Flattening his ears, the wolf sprang at “Morelli.” With a renewed vigor, he slashed and bit as he fought. By now blood matted his fur, just as dirt muddied it. His rake wounds burned. His ravaged ear stung. His ribs—still sore from the crash—hurt with each heave of his chest.
Pain and blood loss were slowing him down. He didn’t care. His opponent would die. He would howl in agony. He would—
Something thudded into the wolf’s stomach. No. His mate’s stomach. An echo of her pain rippled through him. The wolf’s heart jumped. Panicked, he froze. His opponent took advantage and slammed into him. The wolf crashed to the ground, vulnerable, and—
Howls rang through the air, and then a number of wolves were running down the sloped walls. Not his pack mates, the wolf quickly realized. Their allies.
His enemy fled, taking him by surprise. The wolf jumped to his feet and pursued him, who scrambled over piles of rubble, kicking up dust. The wolf sneezed and growled, eyes itchy with the dust. He didn’t let it stop him.
He kept chasing his opponent. Wove through the construction cones. Ducked under the ropes. Leaped over wooden pallets. Hopped over wires. Almost crashed into scaffolding.
Pebbles and gravel dug into his paws. He ignored the pain and the wooziness. Kept running and running. His enemy slipped on a loose piece of shale, lost his footing. That was all the wolf needed. He lunged, maneuvered the other wolf onto his back, and—
Jaws clamped around the wolf’s leg and heaved him aside, allowing his opponent to leap to his feet and race away. Growling, the wolf spun and tackled the interferer onto his back. He delivered the killing bite, tasted blood. Dark satisfaction would have filled the wolf, but panic for his mate was still riding him.

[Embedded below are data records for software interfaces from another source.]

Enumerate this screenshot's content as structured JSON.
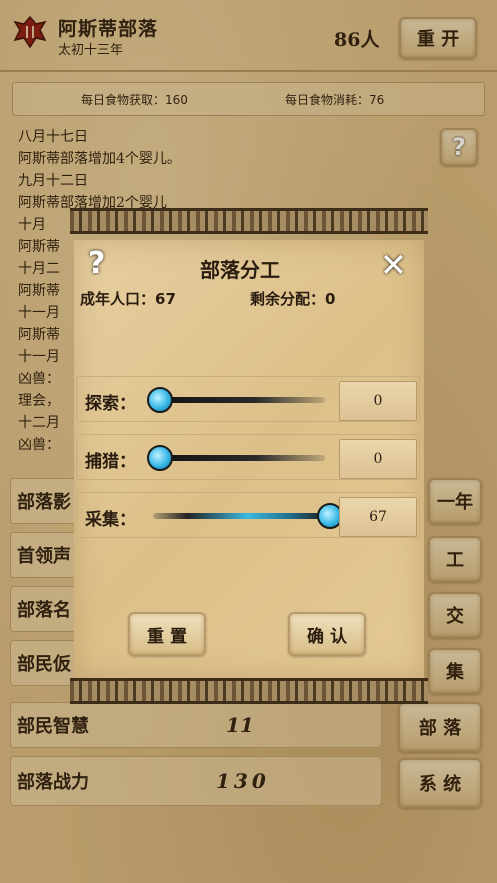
{
  "header": {
    "tribe_name": "阿斯蒂部落",
    "date": "太初十三年",
    "population": "86人",
    "restart_label": "重 开"
  },
  "food": {
    "gain_label": "每日食物获取：160",
    "consume_label": "每日食物消耗：76"
  },
  "log": [
    "八月十七日",
    "阿斯蒂部落增加4个婴儿。",
    "九月十二日",
    "阿斯蒂部落增加2个婴儿",
    "十月",
    "阿斯蒂",
    "十月二",
    "阿斯蒂",
    "十一月",
    "阿斯蒂",
    "十一月",
    "凶兽：",
    "理会，",
    "十二月",
    "凶兽："
  ],
  "help_icon_char": "?",
  "stats": [
    {
      "label": "部落影",
      "value": ""
    },
    {
      "label": "首领声",
      "value": ""
    },
    {
      "label": "部落名",
      "value": ""
    },
    {
      "label": "部民仮",
      "value": ""
    },
    {
      "label": "部民智慧",
      "value": "11"
    },
    {
      "label": "部落战力",
      "value": "130"
    }
  ],
  "side_buttons": [
    "一年",
    "工",
    "交",
    "集",
    "部 落",
    "系 统"
  ],
  "dialog": {
    "help_char": "?",
    "title": "部落分工",
    "close_char": "✕",
    "adult_population": "成年人口：67",
    "remaining": "剩余分配：0",
    "sliders": [
      {
        "label": "探索：",
        "value": "0",
        "fraction": 0
      },
      {
        "label": "捕猎：",
        "value": "0",
        "fraction": 0
      },
      {
        "label": "采集：",
        "value": "67",
        "fraction": 1
      }
    ],
    "reset_label": "重 置",
    "confirm_label": "确 认"
  },
  "colors": {
    "parchment": "#dcc089",
    "knob": "#37b8e6",
    "emblem": "#8b1a12"
  }
}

He backed off the corpse, breaths sawing in and out of his heaving chest. He glanced around, searching for “Morelli.” Most of the other enemies had been taken down. He shook his fur, ridding himself of dust and dirt.